Xconomy Wisconsin — Epic Systems has long used a slogan to describe its software, which hundreds of hospitals and clinics across the globe use to manage their patients’ health records: “with the patient at the heart.”
Verona, WI-based Epic is backing up that credo with a new program that would allow the 190 million people who have a current electronic medical record in Epic to share their health data with providers who document patient information on paper or using software that isn’t able to receive records from the patient’s regular care provider. The move comes amid industry discussions about how health data is shared and who should control the flow of information.
Share Everywhere, which Epic unveiled Wednesday, is designed to put patients in control of their medical records. A patient can give any healthcare provider with an Internet connection access to her health data, Epic says. This spares the patient from lugging around stacks of paper records if he or she is seeing a specialty physician for the first time. Or, if patients are traveling, they would be able to provide their Epic chart to local doctors, who would have the benefit of not starting from scratch in determining a treatment plan.
“Patients should be able to easily share their health information with anyone they choose, no matter where they are,” says Janet Campbell, Epic’s vice president of patient engagement, in a prepared statement.
Share Everywhere is a new feature within MyChart, Epic’s free, patient-facing software that lets people use computers and mobile devices to do things like view test results, request prescription refills, and securely send written messages to their primary care physicians. Just about any adult who receives care at a healthcare organization that uses Epic’s software can sign up for a MyChart account.
According to a Modern Healthcare report, Share Everywhere works by generating a unique code within MyChart. Clinicians then enter the code into a website and download information about the patient’s allergies, medications, and health issues, among other data.
Additionally, Epic says, “a provider granted access can send a progress note back to the patient’s healthcare organization,” so that doctors there can review details of the patient’s visit or hospital stay at the other provider’s facility.

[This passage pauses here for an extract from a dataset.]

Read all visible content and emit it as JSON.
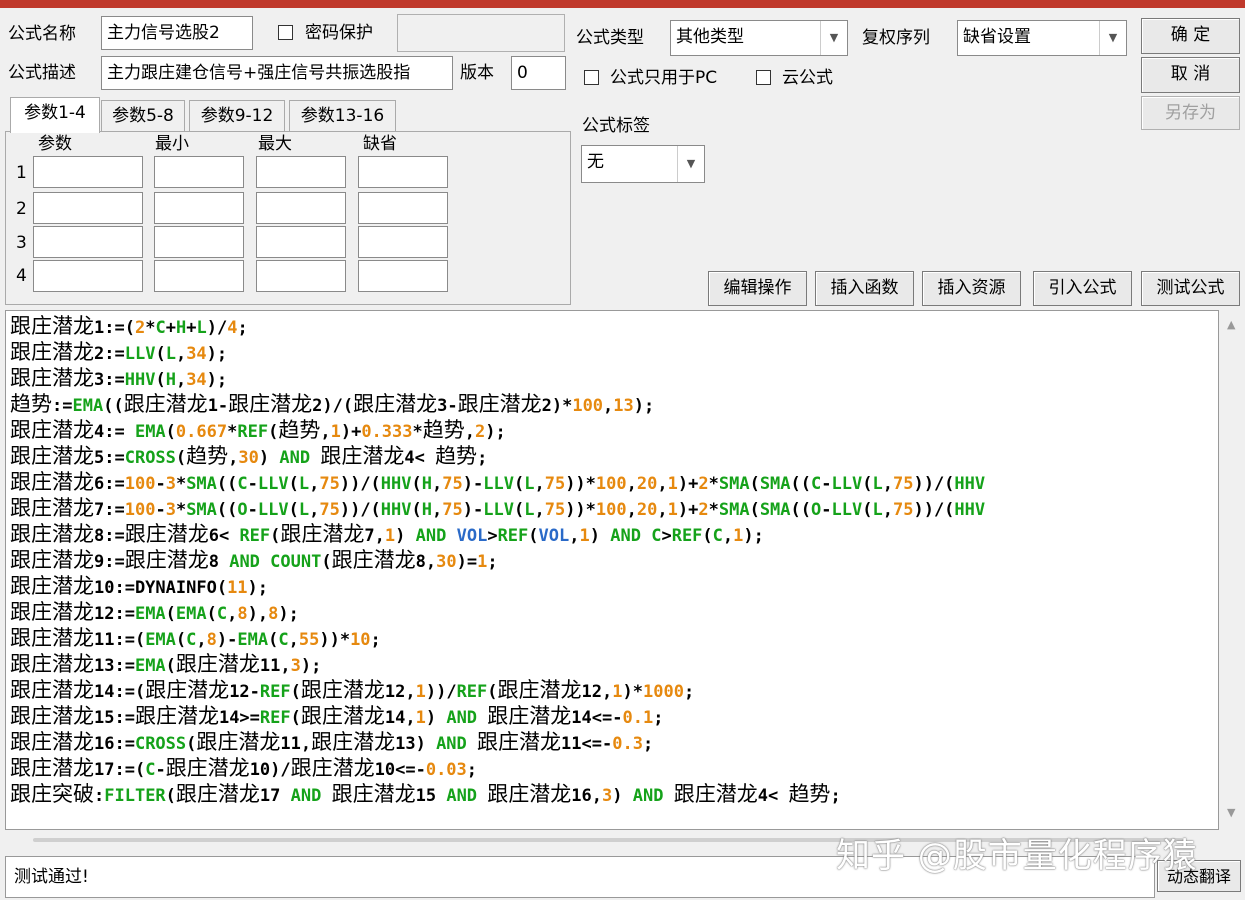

Epic customers that license the MyChart application will be able to start using Share Everywhere in November, and it won’t cost them anything extra, Epic says.
The new software is relevant to current discussions about who owns patients’ data. Epic could point to Share Everywhere, which is designed to let patients decide who gets access to their records, to argue that it is patients—rather than a hospital or software company—who own their health data.
A Politico report last month detailed a tense exchange between former Vice President Joe Biden and Judy Faulkner, Epic’s founder and CEO, at a meeting in January. Biden reportedly expressed frustration at Faulkner’s argument that it doesn’t make sense to change how health records are formatted so that patients can easily understand all the medical jargon and other information in them. (One issue is how much data patients really need to digest to make decisions.)
Following the Politico report, Epic attempted to downplay the incident, saying in a statementthat Biden “was consistently polite and positive to every person, including every vendor, in the meeting.”
U.S. law makes it clear that patients should be able to obtain their own health data and share them with other parties.
The Health Information Technology for Economic and Clinical Health Act, which was signed into law in 2009 as part of President Barack Obama’s stimulus package, created a program known as Meaningful Use. The program’s creation was aimed in part at incentivizing hospitals to switch from paper to digital record-keeping. One provision within Meaningful Use is that patients should have “the ability to view online, download, and transmit their health information.”
Epic has done a significant amount of work to ensure its clients meet Meaningful Use requirements, which were set up to become stricter over time. The dust-up between Biden and Faulkner reportedly stemmed from an objective within the 21st Century Cures Act that patient records have a “single, longitudinal format that is easy to understand.”
Epic has also been dinged publicly on the grounds that its software could be improved in terms of “interoperability,” a term that refers to the ability for health data to flow seamlessly between healthcare providers (no matter which vendor’s records software they use), and to and from outside applications.
In 2013, Kansas City, MO-based Cerner (NASDAQ: CERN), Watertown, MA-based Athenahealth (NASDAQ: ATHN), and five of their peers formed CommonWell Health Alliance. According to the association’s website, its goal is “to drive forward ubiquitous interoperability.”
Noticeably absent from CommonWell is Epic, which belongs to Carequality, another vendor collective. The two bodies essentially share the same goal: make it easier for healthcare providers in the U.S. to exchange patient data.
But certain vendors do not appear to be interested in joining every alliance. During a panel discussion two years ago, Cerner vice president of interoperability Bob Robke invited Epic to join CommonWell, saying the company’s participation would “guarantee” the success of CommonWell. So far, Epic has decided against doing so.
Epic, for its part, touts its Care Everywhere application, which the company says is used to exchange 2 million patient records each day with Epic and non-Epic health systems. Last month, Epic posted a graphic on its website that claimed Care Everywhere has been used to retrieve 3.6 billion documents since 2014, compared to 57,400 documents for CommonWell. (CommonWell is set up as a separate health information exchange, meaning this total presumably does not include documents sent directly from one health system that uses a CommonWell member’s records software to another.)